We reduce the emission of waste by boosting yield in our production process and increasing the recycling rate of our waste materials. Accordingly, we strive globally toward achieving our Zero Waste Emissions from Factories*3 goal by reducing the amount of landfill to nearly zero. We have reinforced such efforts particularly in China and other Asian countries, where many of our factories are located.

With the waste plastic import control introduced in China, the volume of material being recycled has dropped, leading to an increase in landfill waste disposal. As a result, the factory waste recycling rate in fiscal 2023 was 99.1 %, achieving the 99% target in our GPI 2024. We will introduce more activities which aim to maintain and improve the factory waste recycling rate.

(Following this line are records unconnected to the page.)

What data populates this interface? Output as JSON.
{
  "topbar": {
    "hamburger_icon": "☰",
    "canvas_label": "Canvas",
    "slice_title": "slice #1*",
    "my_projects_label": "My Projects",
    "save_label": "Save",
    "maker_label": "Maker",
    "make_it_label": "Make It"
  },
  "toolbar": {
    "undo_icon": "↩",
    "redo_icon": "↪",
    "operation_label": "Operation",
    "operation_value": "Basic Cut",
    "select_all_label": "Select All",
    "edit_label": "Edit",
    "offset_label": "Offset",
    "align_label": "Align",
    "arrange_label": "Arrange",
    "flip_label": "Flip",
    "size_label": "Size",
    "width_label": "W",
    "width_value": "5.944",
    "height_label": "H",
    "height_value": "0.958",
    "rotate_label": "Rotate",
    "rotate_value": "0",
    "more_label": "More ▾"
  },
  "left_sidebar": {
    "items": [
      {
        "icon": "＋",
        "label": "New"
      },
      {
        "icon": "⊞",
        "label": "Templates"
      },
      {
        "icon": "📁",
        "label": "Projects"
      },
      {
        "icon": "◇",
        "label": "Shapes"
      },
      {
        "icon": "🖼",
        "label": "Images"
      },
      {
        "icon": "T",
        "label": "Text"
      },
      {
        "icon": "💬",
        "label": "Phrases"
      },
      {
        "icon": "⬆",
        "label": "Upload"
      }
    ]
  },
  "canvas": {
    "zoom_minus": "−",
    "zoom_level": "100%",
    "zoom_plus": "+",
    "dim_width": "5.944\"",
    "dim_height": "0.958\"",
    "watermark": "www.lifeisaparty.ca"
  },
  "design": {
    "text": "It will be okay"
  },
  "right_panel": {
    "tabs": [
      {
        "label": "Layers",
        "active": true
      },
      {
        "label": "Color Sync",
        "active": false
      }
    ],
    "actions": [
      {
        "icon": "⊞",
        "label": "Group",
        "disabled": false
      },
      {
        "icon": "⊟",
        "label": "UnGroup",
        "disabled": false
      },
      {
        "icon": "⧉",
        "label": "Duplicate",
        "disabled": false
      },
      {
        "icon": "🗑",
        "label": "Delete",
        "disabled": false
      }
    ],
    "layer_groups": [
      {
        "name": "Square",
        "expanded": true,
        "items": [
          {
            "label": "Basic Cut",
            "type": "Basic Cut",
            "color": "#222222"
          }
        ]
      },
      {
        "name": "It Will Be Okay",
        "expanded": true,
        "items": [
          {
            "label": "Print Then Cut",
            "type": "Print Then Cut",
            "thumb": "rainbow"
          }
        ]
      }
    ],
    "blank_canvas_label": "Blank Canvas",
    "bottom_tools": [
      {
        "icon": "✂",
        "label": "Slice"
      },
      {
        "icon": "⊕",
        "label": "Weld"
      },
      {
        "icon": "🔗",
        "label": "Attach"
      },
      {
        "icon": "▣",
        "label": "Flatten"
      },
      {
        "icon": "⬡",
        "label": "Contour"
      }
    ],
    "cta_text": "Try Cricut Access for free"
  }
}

As a means to reduce the generation of waste, we are fostering resource-saving product design. In our production activities, we are engaging in resource loss reduction, employing our own unique material flow analysis methods. We consider materials that do not become products and excessive use of consumables as resource losses, and make the material flow and lost values for each process visible in order to resolve the issues in close collaboration with the design, manufacturing, and other relevant business divisions. In the future, we will promote further reductions in resource losses through the Resource Loss Navigation, our original system developed to automatically display information to help reduce resource losses.

As an initiative to reduce the amount of final disposal of waste and valuables, we will reduce the amount of materials that are particularly difficult to recycle, such as thermosetting resins. We are also strictly adhering to waste sorting practices in production processes to further expand the reuse of resources.

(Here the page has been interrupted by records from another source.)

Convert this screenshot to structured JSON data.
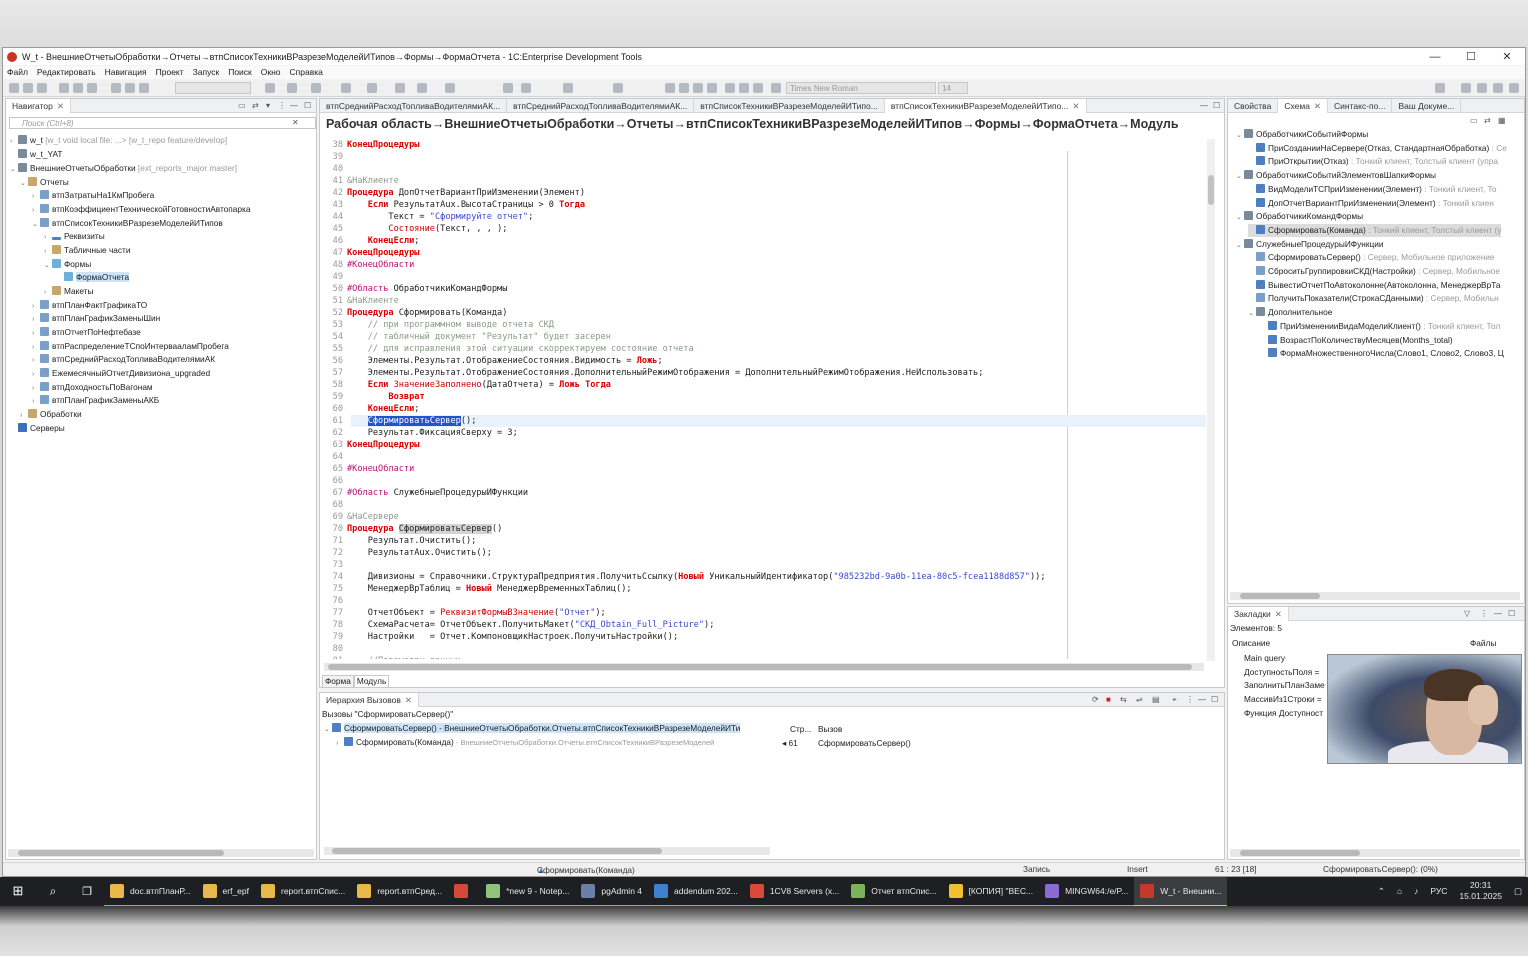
{
  "window": {
    "title": "W_t - ВнешниеОтчетыОбработки→Отчеты→втпСписокТехникиВРазрезеМоделейИТипов→Формы→ФормаОтчета - 1C:Enterprise Development Tools",
    "minimize": "—",
    "maximize": "☐",
    "close": "✕"
  },
  "menu": [
    "Файл",
    "Редактировать",
    "Навигация",
    "Проект",
    "Запуск",
    "Поиск",
    "Окно",
    "Справка"
  ],
  "toolbar": {
    "font_name": "Times New Roman",
    "font_size": "14"
  },
  "navigator": {
    "tab": "Навигатор",
    "search_placeholder": "Поиск (Ctrl+8)",
    "items": [
      {
        "label": "w_t",
        "suffix": "[w_t void local file: ...> [w_t_repo feature/develop]"
      },
      {
        "label": "w_t_YAT",
        "suffix": ""
      },
      {
        "label": "ВнешниеОтчетыОбработки",
        "suffix": "[ext_reports_major master]"
      },
      {
        "label": "Отчеты",
        "suffix": ""
      },
      {
        "label": "втпЗатратыНа1КмПробега",
        "suffix": ""
      },
      {
        "label": "втпКоэффициентТехническойГотовностиАвтопарка",
        "suffix": ""
      },
      {
        "label": "втпСписокТехникиВРазрезеМоделейИТипов",
        "suffix": ""
      },
      {
        "label": "Реквизиты",
        "suffix": ""
      },
      {
        "label": "Табличные части",
        "suffix": ""
      },
      {
        "label": "Формы",
        "suffix": ""
      },
      {
        "label": "ФормаОтчета",
        "suffix": ""
      },
      {
        "label": "Макеты",
        "suffix": ""
      },
      {
        "label": "втпПланФактГрафикаТО",
        "suffix": ""
      },
      {
        "label": "втпПланГрафикЗаменыШин",
        "suffix": ""
      },
      {
        "label": "втпОтчетПоНефтебазе",
        "suffix": ""
      },
      {
        "label": "втпРаспределениеТСпоИнтервааламПробега",
        "suffix": ""
      },
      {
        "label": "втпСреднийРасходТопливаВодителямиАК",
        "suffix": ""
      },
      {
        "label": "ЕжемесячныйОтчетДивизиона_upgraded",
        "suffix": ""
      },
      {
        "label": "втпДоходностьПоВагонам",
        "suffix": ""
      },
      {
        "label": "втпПланГрафикЗаменыАКБ",
        "suffix": ""
      },
      {
        "label": "Обработки",
        "suffix": ""
      },
      {
        "label": "Серверы",
        "suffix": ""
      }
    ]
  },
  "editor": {
    "tabs": [
      "втпСреднийРасходТопливаВодителямиАК...",
      "втпСреднийРасходТопливаВодителямиАК...",
      "втпСписокТехникиВРазрезеМоделейИТипо...",
      "втпСписокТехникиВРазрезеМоделейИТипо..."
    ],
    "title": "Рабочая область→ВнешниеОтчетыОбработки→Отчеты→втпСписокТехникиВРазрезеМоделейИТипов→Формы→ФормаОтчета→Модуль",
    "bottom_tabs": [
      "Форма",
      "Модуль"
    ],
    "lines": [
      {
        "n": "38",
        "html": "<span class='kw'>КонецПроцедуры</span>"
      },
      {
        "n": "39",
        "html": ""
      },
      {
        "n": "40",
        "html": ""
      },
      {
        "n": "41",
        "html": "<span class='cm'>&amp;НаКлиенте</span>"
      },
      {
        "n": "42",
        "html": "<span class='kw'>Процедура</span> ДопОтчетВариантПриИзменении(Элемент)"
      },
      {
        "n": "43",
        "html": "    <span class='kw'>Если</span> РезультатAux.ВысотаСтраницы &gt; 0 <span class='kw'>Тогда</span>"
      },
      {
        "n": "44",
        "html": "        Текст = <span class='str'>\"Сформируйте отчет\"</span>;"
      },
      {
        "n": "45",
        "html": "        <span class='kwr'>Состояние</span>(Текст, , , );"
      },
      {
        "n": "46",
        "html": "    <span class='kw'>КонецЕсли</span>;"
      },
      {
        "n": "47",
        "html": "<span class='kw'>КонецПроцедуры</span>"
      },
      {
        "n": "48",
        "html": "<span class='dir'>#КонецОбласти</span>"
      },
      {
        "n": "49",
        "html": ""
      },
      {
        "n": "50",
        "html": "<span class='dir'>#Область</span> ОбработчикиКомандФормы"
      },
      {
        "n": "51",
        "html": "<span class='cm'>&amp;НаКлиенте</span>"
      },
      {
        "n": "52",
        "html": "<span class='kw'>Процедура</span> Сформировать(Команда)"
      },
      {
        "n": "53",
        "html": "    <span class='cm'>// при программном выводе отчета СКД</span>"
      },
      {
        "n": "54",
        "html": "    <span class='cm'>// табличный документ \"Результат\" будет засерен</span>"
      },
      {
        "n": "55",
        "html": "    <span class='cm'>// для исправления этой ситуации скорректируем состояние отчета</span>"
      },
      {
        "n": "56",
        "html": "    Элементы.Результат.ОтображениеСостояния.Видимость = <span class='kw'>Ложь</span>;"
      },
      {
        "n": "57",
        "html": "    Элементы.Результат.ОтображениеСостояния.ДополнительныйРежимОтображения = ДополнительныйРежимОтображения.НеИспользовать;"
      },
      {
        "n": "58",
        "html": "    <span class='kw'>Если</span> <span class='kwr'>ЗначениеЗаполнено</span>(ДатаОтчета) = <span class='kw'>Ложь</span> <span class='kw'>Тогда</span>"
      },
      {
        "n": "59",
        "html": "        <span class='kw'>Возврат</span>"
      },
      {
        "n": "60",
        "html": "    <span class='kw'>КонецЕсли</span>;"
      },
      {
        "n": "61",
        "html": "    <span class='hl-sel'>СформироватьСервер</span>();"
      },
      {
        "n": "62",
        "html": "    Результат.ФиксацияСверху = 3;"
      },
      {
        "n": "63",
        "html": "<span class='kw'>КонецПроцедуры</span>"
      },
      {
        "n": "64",
        "html": ""
      },
      {
        "n": "65",
        "html": "<span class='dir'>#КонецОбласти</span>"
      },
      {
        "n": "66",
        "html": ""
      },
      {
        "n": "67",
        "html": "<span class='dir'>#Область</span> СлужебныеПроцедурыИФункции"
      },
      {
        "n": "68",
        "html": ""
      },
      {
        "n": "69",
        "html": "<span class='cm'>&amp;НаСервере</span>"
      },
      {
        "n": "70",
        "html": "<span class='kw'>Процедура</span> <span class='hl-occ'>СформироватьСервер</span>()"
      },
      {
        "n": "71",
        "html": "    Результат.Очистить();"
      },
      {
        "n": "72",
        "html": "    РезультатAux.Очистить();"
      },
      {
        "n": "73",
        "html": ""
      },
      {
        "n": "74",
        "html": "    Дивизионы = Справочники.СтруктураПредприятия.ПолучитьСсылку(<span class='kw'>Новый</span> УникальныйИдентификатор(<span class='str'>\"985232bd-9a0b-11ea-80c5-fcea1188d857\"</span>));"
      },
      {
        "n": "75",
        "html": "    МенеджерВрТаблиц = <span class='kw'>Новый</span> МенеджерВременныхТаблиц();"
      },
      {
        "n": "76",
        "html": ""
      },
      {
        "n": "77",
        "html": "    ОтчетОбъект = <span class='kwr'>РеквизитФормыВЗначение</span>(<span class='str'>\"Отчет\"</span>);"
      },
      {
        "n": "78",
        "html": "    СхемаРасчета= ОтчетОбъект.ПолучитьМакет(<span class='str'>\"СКД_Obtain_Full_Picture\"</span>);"
      },
      {
        "n": "79",
        "html": "    Настройки   = Отчет.КомпоновщикНастроек.ПолучитьНастройки();"
      },
      {
        "n": "80",
        "html": ""
      },
      {
        "n": "81",
        "html": "    <span class='cm'>//Параметры данных</span>"
      }
    ]
  },
  "outline": {
    "tabs": [
      "Свойства",
      "Схема",
      "Синтакс-по...",
      "Ваш Докуме..."
    ],
    "items": [
      {
        "label": "ОбработчикиСобытийФормы",
        "detail": "",
        "level": 0
      },
      {
        "label": "ПриСозданииНаСервере(Отказ, СтандартнаяОбработка)",
        "detail": " : Се",
        "level": 1
      },
      {
        "label": "ПриОткрытии(Отказ)",
        "detail": " : Тонкий клиент, Толстый клиент (упра",
        "level": 1
      },
      {
        "label": "ОбработчикиСобытийЭлементовШапкиФормы",
        "detail": "",
        "level": 0
      },
      {
        "label": "ВидМоделиТСПриИзменении(Элемент)",
        "detail": " : Тонкий клиент, То",
        "level": 1
      },
      {
        "label": "ДопОтчетВариантПриИзменении(Элемент)",
        "detail": " : Тонкий клиен",
        "level": 1
      },
      {
        "label": "ОбработчикиКомандФормы",
        "detail": "",
        "level": 0
      },
      {
        "label": "Сформировать(Команда)",
        "detail": " : Тонкий клиент, Толстый клиент (у",
        "level": 1
      },
      {
        "label": "СлужебныеПроцедурыИФункции",
        "detail": "",
        "level": 0
      },
      {
        "label": "СформироватьСервер()",
        "detail": " : Сервер, Мобильное приложение",
        "level": 1
      },
      {
        "label": "СброситьГруппировкиСКД(Настройки)",
        "detail": " : Сервер, Мобильное",
        "level": 1
      },
      {
        "label": "ВывестиОтчетПоАвтоколонне(Автоколонна, МенеджерВрТа",
        "detail": "",
        "level": 1
      },
      {
        "label": "ПолучитьПоказатели(СтрокаСДанными)",
        "detail": " : Сервер, Мобильн",
        "level": 1
      },
      {
        "label": "Дополнительное",
        "detail": "",
        "level": 1
      },
      {
        "label": "ПриИзмененииВидаМоделиКлиент()",
        "detail": " : Тонкий клиент, Тол",
        "level": 2
      },
      {
        "label": "ВозрастПоКоличествуМесяцев(Months_total)",
        "detail": "",
        "level": 2
      },
      {
        "label": "ФормаМножественногоЧисла(Слово1, Слово2, Слово3, Ц",
        "detail": "",
        "level": 2
      }
    ]
  },
  "bookmarks": {
    "tab": "Закладки",
    "count": "Элементов: 5",
    "col_desc": "Описание",
    "col_files": "Файлы",
    "items": [
      "Main query",
      "ДоступностьПоля =",
      "ЗаполнитьПланЗаме",
      "МассивИз1Строки =",
      "Функция Доступност"
    ]
  },
  "hierarchy": {
    "tab": "Иерархия Вызовов",
    "caption": "Вызовы \"СформироватьСервер()\"",
    "row1": "СформироватьСервер() - ВнешниеОтчетыОбработки.Отчеты.втпСписокТехникиВРазрезеМоделейИТи",
    "row2_label": "Сформировать(Команда)",
    "row2_path": " - ВнешниеОтчетыОбработки.Отчеты.втпСписокТехникиВРазрезеМоделей",
    "col_line": "Стр...",
    "col_call": "Вызов",
    "call_line": "61",
    "call_text": "СформироватьСервер()"
  },
  "status": {
    "left": "Сформировать(Команда)",
    "mode": "Запись",
    "insert": "Insert",
    "pos": "61 : 23 [18]",
    "right": "СформироватьСервер(): (0%)"
  },
  "taskbar": {
    "items": [
      {
        "label": "doc.втпПланР...",
        "color": "#e8b84a"
      },
      {
        "label": "erf_epf",
        "color": "#e8b84a"
      },
      {
        "label": "report.втпСпис...",
        "color": "#e8b84a"
      },
      {
        "label": "report.втпСред...",
        "color": "#e8b84a"
      },
      {
        "label": "",
        "color": "#d44a3a"
      },
      {
        "label": "*new 9 - Notep...",
        "color": "#8fc27a"
      },
      {
        "label": "pgAdmin 4",
        "color": "#6a7ea8"
      },
      {
        "label": "addendum 202...",
        "color": "#3f7fd0"
      },
      {
        "label": "1CV8 Servers (x...",
        "color": "#d94a3a"
      },
      {
        "label": "Отчет втпСпис...",
        "color": "#7bb25a"
      },
      {
        "label": "[КОПИЯ] \"ВЕС...",
        "color": "#f0c030"
      },
      {
        "label": "MINGW64:/e/P...",
        "color": "#8a6cd0"
      },
      {
        "label": "W_t - Внешни...",
        "color": "#c43a2a"
      }
    ],
    "lang": "РУС",
    "time": "20:31",
    "date": "15.01.2025"
  }
}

Because waste recycling rates in our overseas factories lag behind those in Japan, we have worked to improve the average level of recycling activities by sharing information within and between regions outside Japan. Specifically, in addition to accelerating the information sharing on waste recycling issues between our local factories and group companies in Japan, we also promote the sharing of excellent examples and know-how among our factories across regions by utilizing BA Charts*4 prepared by each region, following our long-standing approach toward CO2 reduction activities.

*3 Definition by the Panasonic Group: Recycling rate of 99% or higher. Recycling rate = Amount of resources recycled/(amount of resources recycled + amount of landfill).
*4 A chart-format summary of comparisons between "before and after" implementation of waste reduction and recycling measures.

Amount and Recycling Rate of Total Wastes Including Revenue-generating Waste

Amount (recycling rate) of total wastes including revenue-generating waste came to 363 thousand tons (99.0%) in fiscal 2017, 372 thousand tons (99.1%) in fiscal 2018, 374 thousand tons (99.1%) in fiscal 2019, 344 thousand tons (98.9%) in fiscal 2020, 303 thousand tons (98.7%) in fiscal 2021, 314 thousand tons (99.0%) in fiscal 2022

Breakdown of Total Wastes Including Revenuegenerating Waste (by region)

Total wastes including revenue-generating waste shows 314 thousand tons in fiscal FY2022, of which Japan accounts for 42%, Southeast Asia & Oceania for 22%, China & Northeast Asia for 22%, North America & Latin America for 8%, Europe & CIS for 3%, and India, South Asia, Middle East & Africa for 2%.

Breakdown of Landfill (by region)

Total landfill shows 2.9 thousand tons in fiscal FY2022, of which Southeast Asia & Oceania for accounts for 45%, North America & Latin America for 32%, China & Northeast Asia for 8%, Japan for 9%, India, South Asia, Middle East & Africa for 3%, and Europe & CIS for 4%.

Breakdown of Total Wastes Including Revenue-generating Waste for Fiscal 2023 (by category)



Total wastes



Metal scrap




Paper scrap








































*5 Combustion residue, fiber scraps, animal residue, rubber scraps, debris, ash particles, items treated for disposal, slag, infectious waste, polychlorinated biphenyls (PCBs), waste asbestos.